And finally, here is a S21 gain plot for the HF ham bands. Not quite linear, but -45 to 47dB. Good enough for the kinds of girls I go out with. And its something I will be using quite a bit as I also have a test board I had made so I can test some parts out to see how they perform. First one will be an high bandwidth op amp that might be suitable to use an an IF Amp stage. More on that soon.
So long story. I have had some trouble getting the Nano VNA to hold a calibration and display the correct information. I always had a -10db offset when using certain SMA leads i had there. It would display fine with semi rigid SMA leads, but, others would show -10db. Like the leads had loss in them.
Well anyway, I think i have resolved the issue and got the calibration right. 0.5db loss in my leads would be about right and that is what is showing now, they are after all cheapest crap leads from China, not high end leads you would use in a lab.
So anyway, popper calibration procedure.
Open: Open Load on S11 port.
Short: Short load on S11 port.
Load: 50 ohm load on S11 port.
Isolation: 50 ohm load on both S11 and S21 ports.
Through: Shortest high quality 50 ohm cable connecting S11 and S21 together.
Then save that. That is it, that should then give you fairly accurate, well as accurate as the NANO VNA is results.

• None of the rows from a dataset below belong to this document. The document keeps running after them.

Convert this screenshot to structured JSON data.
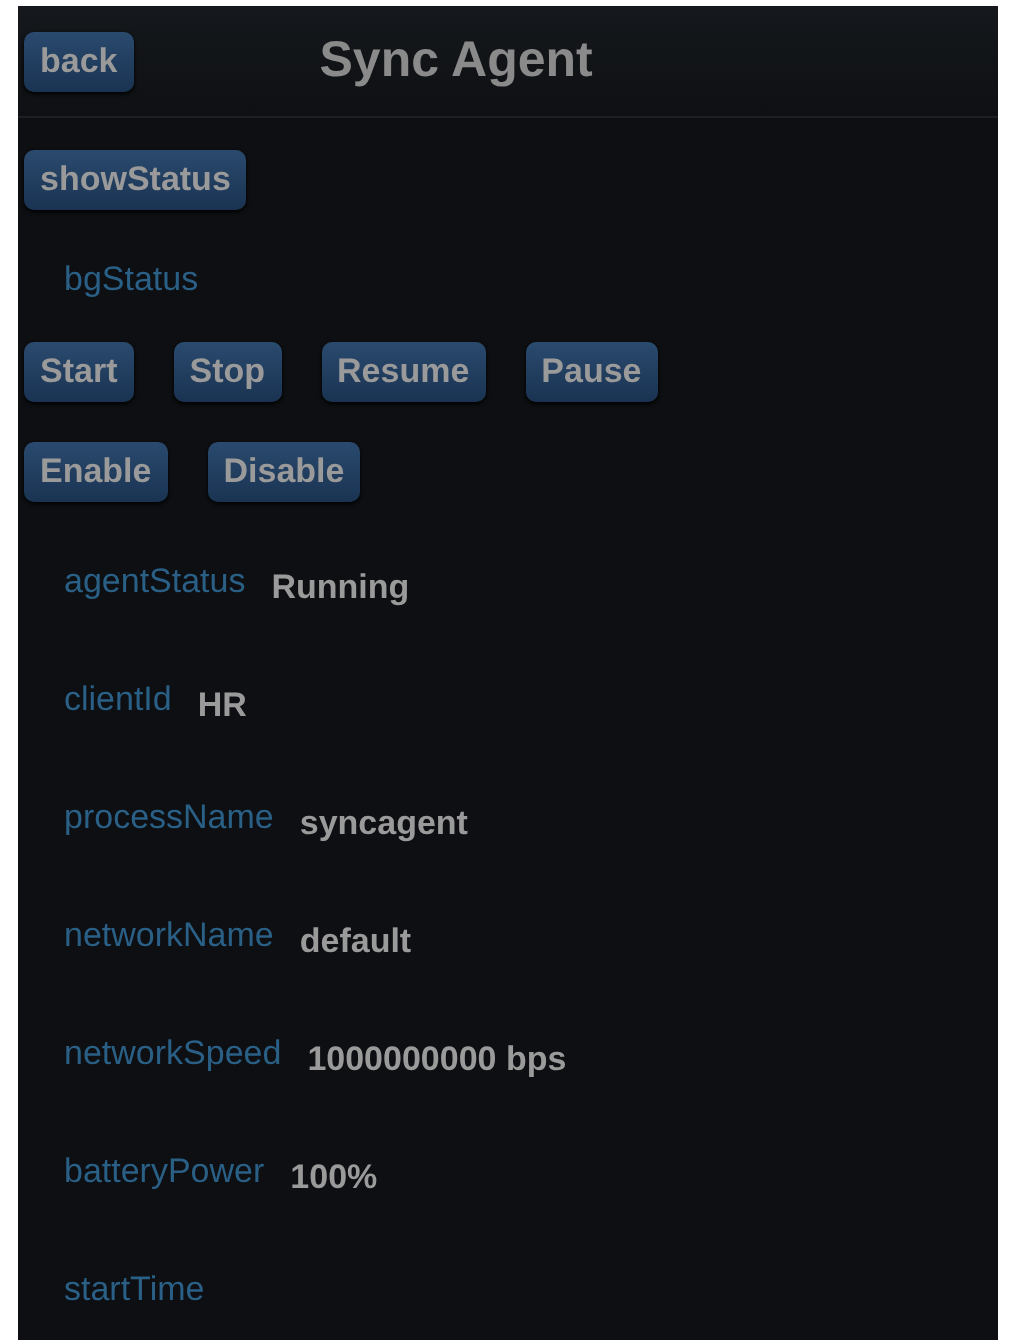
{
  "header": {
    "back_button": "back",
    "title": "Sync Agent"
  },
  "show_status_button": "showStatus",
  "bg_status_label": "bgStatus",
  "control_buttons": [
    [
      "Start",
      "Stop",
      "Resume",
      "Pause"
    ],
    [
      "Enable",
      "Disable"
    ]
  ],
  "fields": [
    {
      "label": "agentStatus",
      "value": "Running"
    },
    {
      "label": "clientId",
      "value": "HR"
    },
    {
      "label": "processName",
      "value": "syncagent"
    },
    {
      "label": "networkName",
      "value": "default"
    },
    {
      "label": "networkSpeed",
      "value": "1000000000 bps"
    },
    {
      "label": "batteryPower",
      "value": "100%"
    },
    {
      "label": "startTime"
    }
  ]
}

As you can see by the plot of a 40m bandpass filter above, it looks about what you would expect from a known design that has low insertion loss. A couple of dB, made up of the lead loss and the filter loss. This means my filter has about 1dB insertion loss. That is something I can live with.
Anyway, through no fault of my own, I broke the mini USB socket off the original NANO VNA i bought and tore the tracks off the board. Yeah not really happy with myself but it is what it is. So i bought another one, this time it seems to be one of the better clones, it even came with shielding and a battery. So anyway, i plan this time to ruggedise my NANO VNA and mount the whole think into an aluminium box, and have an panel mount USB port on the side that will take the abuse of me pulling and stretching and inserting a lead in and out on a regular basis. So i ordered one of these as well, yeah the new VNA came with USB type C not that stupid micro USB rubbish. Anyway, by the time i mount this in a box, i will never have to worry about breaking the damn socket off the board again.
Did some dicking about with the VNA today and tested the rf coupler i built. Not sure how i interpret the data, but i have it LOL
The through port return loss. I figure what this means is from 1 to 100meg the through port has a quite flat frequency response.
Port Isolation. I figure what this means is i have a coupling factor of say -18db or near enough. I might have to rebuild it with some more turns, I was looking for at least 30.
I build this the other day also after making the new dummy loads. So much test gear so little time LOL.